My British Gas smart linked thermostat
My British Gas wireless hub
Finally, the wireless hub was installed. This is a small device, which plugged into my internet router and the mains – AC power supply. I needed one spare Ethernet port in my internet hub, and a free mains plug socket nearby, which I did. I imagine for most people the mains plug socket shouldn’t be an issue, as the likelyhood is that your router is near a plug socket, so an adapter plug or extension lead can be used. I would also imagine that you will have a spare Ethernet port in your internet hub, however if you are using all the available ports, you may need to buy an extension hub to ensure that you can still have all your devices connected.
How It Works
Here is a brief synopsis of what is now installed in my home, i.e. the technology that makes up Remote Heating Control. My boiler is now connected to a wireless receiver. This wireless receiver ‘talks’ (communicates wirelessly) with my smart linked thermostat, which communicates with my wireless hub. The wireless hub it plugged into my router and sends and receives information to and from the online portal.
To control my heating I can either login to the British Gas portal, online or via a smartphone app, text commands to my heating via SMS, or programme it manually. My new smart linked thermostat which can be used to control the system is wirelessly connected to my boiler. When I change settings on my smart linked thermostat, this affects the behaviour of my boiler, and the information is transmitted to British Gas, which updates the online system.
I have a few opinions and thoughts on the installation that I would like to share with you.
The first is that Nick (the engineer) was very friendly, curious and acted professionally. He phoned me before his arrival to check it was okay with me still and let me know his estimated time of arrival.
When installing my wireless hub, Nick asked me to plug it in at the wall, and into my internet router. This is because he didn’t know exactly how my technology worked, and therefore didn’t want to damage it. I have a standard router, however I think it is good that he asked me to do it, yes it removes his liability, but it does mean that I know nothing was broken.
My impression of what British Gas staff (specifically engineers) are like is very good, Nick seem to be no trouble to deal with.
Regarding my smart linked thermostat, it is a little inconvenient that it runs on batteries. My old thermostat was directly wired into my boiler, however this one is wireless and takes two AA batteries. The batteries are no big deal really, I imagine it will get as routine as checking/changing a smoke alarm, however it is a task I had not anticipated I would need to do. That said, it will be easy to know when to change the batteries, as there is battery indicator online!

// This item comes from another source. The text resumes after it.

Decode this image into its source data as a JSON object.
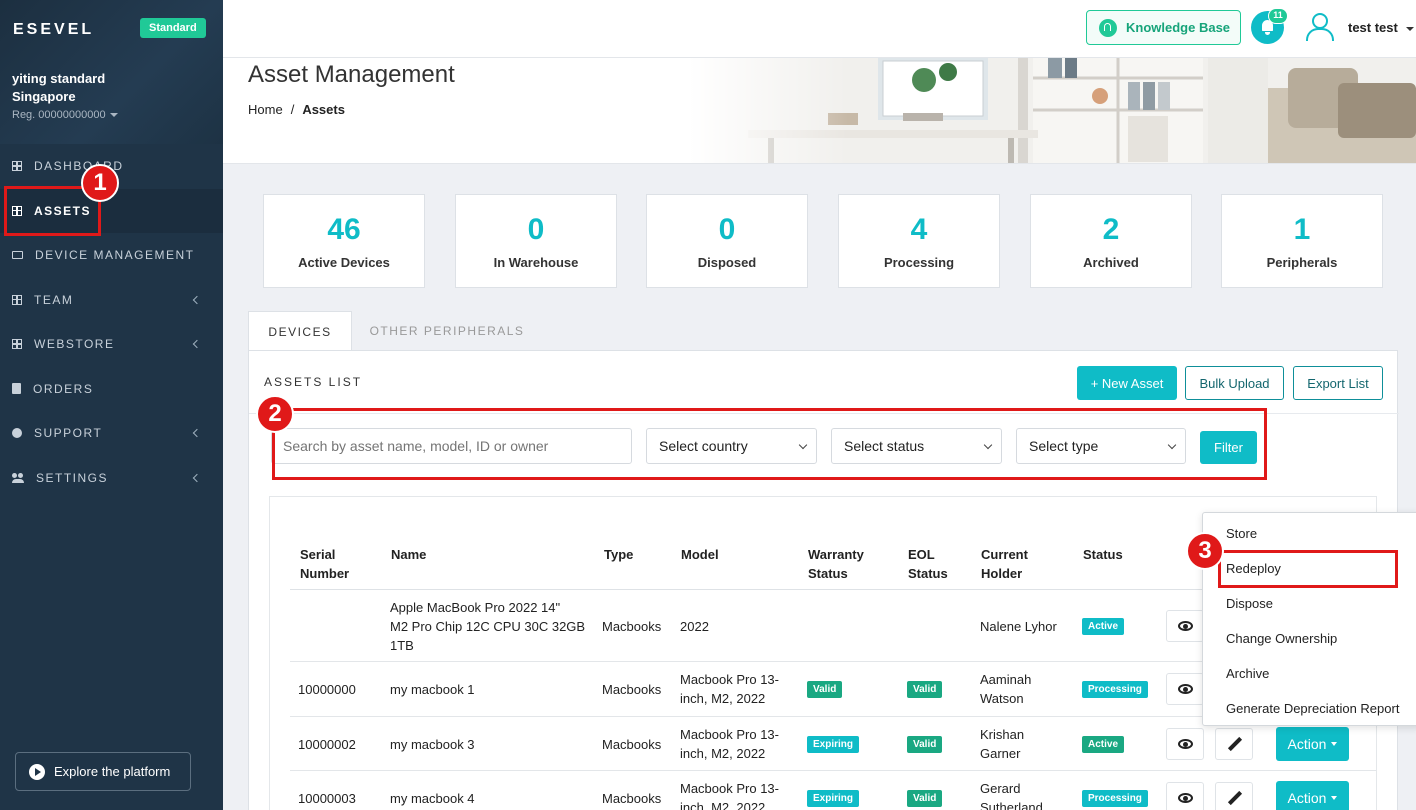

In order to set up my online control I need to log in and get the devices to find each other. It was really easy, and the web based interface gives you a really well explained walk through. Once my devices had been discovered by the system, I was asked to create a four digit pin, which I would have to use when texting heating commands. If you get Remote Heating Control, it would be a good idea to write this down – which I did needless to say!
In the next article in the series I will give you my first impressions of using Remote Heating Control for the first time. I will be exploring any issues I encounter, how it helps me, and the potential I believe it has.